Harry B. Evans is primarily interested in Roman topography: he has written two books and co-edited a third on topographical topics, and two of the five doctoral dissertations he directed during his 25 years at Fordham focused on Roman topography. He has been a Rome Prize Fellow and Resident in Classical Studies at the American Academy in Rome, and also taught three years at the Intercollegiate Center for Classical Studies in Rome, twice as professor-in-charge. He served as secretary-treasurer of the American Philological Association for five years and was also elected APA Vice President for Program for a four-year term. In retirement, he has recently published Exploring the Kingdom of Saturn: Kircher's Latium and its Legacy (University of Michigan, 2012).

Robert J. Penella
Ph.D., Harvard
Professor Emeritus

428A FMH (Bronx Campus)

Interests: Imperial Greek prose, Ancient Declamation, Late Antiquity, Roman historiography

Robert J. Penella has had a long-standing interest in Roman history and historiography, in which areas he did most of his teaching. His main research interest, however, is the imperial Greek rhetorical and oratorical tradition from Dio Chrysostom to the School of Gaza, and he regards late antiquity as his major scholarly home.
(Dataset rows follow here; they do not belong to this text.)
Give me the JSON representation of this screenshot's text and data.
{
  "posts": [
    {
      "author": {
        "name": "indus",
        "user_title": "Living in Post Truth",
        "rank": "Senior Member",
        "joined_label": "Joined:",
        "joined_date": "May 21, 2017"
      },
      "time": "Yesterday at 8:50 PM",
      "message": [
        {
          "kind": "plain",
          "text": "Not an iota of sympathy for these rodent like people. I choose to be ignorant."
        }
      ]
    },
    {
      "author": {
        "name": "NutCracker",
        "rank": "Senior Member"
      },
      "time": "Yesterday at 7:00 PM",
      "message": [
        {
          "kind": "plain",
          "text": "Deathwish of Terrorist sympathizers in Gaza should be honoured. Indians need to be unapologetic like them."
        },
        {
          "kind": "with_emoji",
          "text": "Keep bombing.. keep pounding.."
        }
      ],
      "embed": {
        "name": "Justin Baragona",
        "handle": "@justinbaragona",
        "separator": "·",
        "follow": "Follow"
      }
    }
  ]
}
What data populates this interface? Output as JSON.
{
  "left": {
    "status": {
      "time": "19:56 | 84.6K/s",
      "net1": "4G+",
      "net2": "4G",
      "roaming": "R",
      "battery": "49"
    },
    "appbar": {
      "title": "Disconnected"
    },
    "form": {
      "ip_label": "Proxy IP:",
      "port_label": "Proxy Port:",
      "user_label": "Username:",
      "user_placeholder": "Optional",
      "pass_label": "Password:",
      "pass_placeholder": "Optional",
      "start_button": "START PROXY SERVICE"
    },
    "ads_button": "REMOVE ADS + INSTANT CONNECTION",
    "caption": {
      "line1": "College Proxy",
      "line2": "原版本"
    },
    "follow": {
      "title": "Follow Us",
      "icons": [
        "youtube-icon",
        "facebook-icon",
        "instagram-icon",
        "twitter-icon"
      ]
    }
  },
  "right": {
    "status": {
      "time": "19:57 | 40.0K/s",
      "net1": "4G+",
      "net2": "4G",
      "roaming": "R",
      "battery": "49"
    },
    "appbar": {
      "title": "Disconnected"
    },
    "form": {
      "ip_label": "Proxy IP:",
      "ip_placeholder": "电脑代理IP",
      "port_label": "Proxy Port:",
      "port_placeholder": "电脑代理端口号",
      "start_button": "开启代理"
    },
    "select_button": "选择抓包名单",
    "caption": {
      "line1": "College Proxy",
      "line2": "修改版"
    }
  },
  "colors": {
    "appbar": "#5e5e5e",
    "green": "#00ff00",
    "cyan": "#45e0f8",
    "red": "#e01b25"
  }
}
Past holder of NEH and Guggenheim fellowships, he is the author of four books, most recently The Private Orations of Themistius (Berkeley, 2000) and Man and the Word: The Orations of Himerius (Berkeley, 2007). He is contributing editor of Rhetorical Exercises from Late Antiquity: Choricius of Gaza, Preliminary Talks and Declamations, a collaborative translation (Cambridge, 2009), and is currently working on a translation of twelve declamations of Libanius (3-8, 11, 13-16, 24) and on various topics in imperial sophistic. He is a member of the advisory board of the Revue des études tardo-antiques.

George W. Shea
Ph.D., Columbia
Professor Emeritus

Interests: late antiquity, Latin literature

George W. Shea, associate chair for Lincoln Center, teaches courses in Latin language and literature as well as classics in translation. He has published three books on Latin poetry in addition to articles and reviews in both classics and other areas of general scholarly interest. He was for fifteen years Dean of Fordham College at Lincoln Center. He has a special interest in international education and has taught and lectured in Japan, Australia, and Italy, where for five years he directed Fordham's summer study program in Orvieto.


Eve Foti
Executive Secretary, Bronx Campus
Classics Department

428 FMH

Kerri Maguire
Executive Secretary, Lincoln Center

924F Lowenstein Building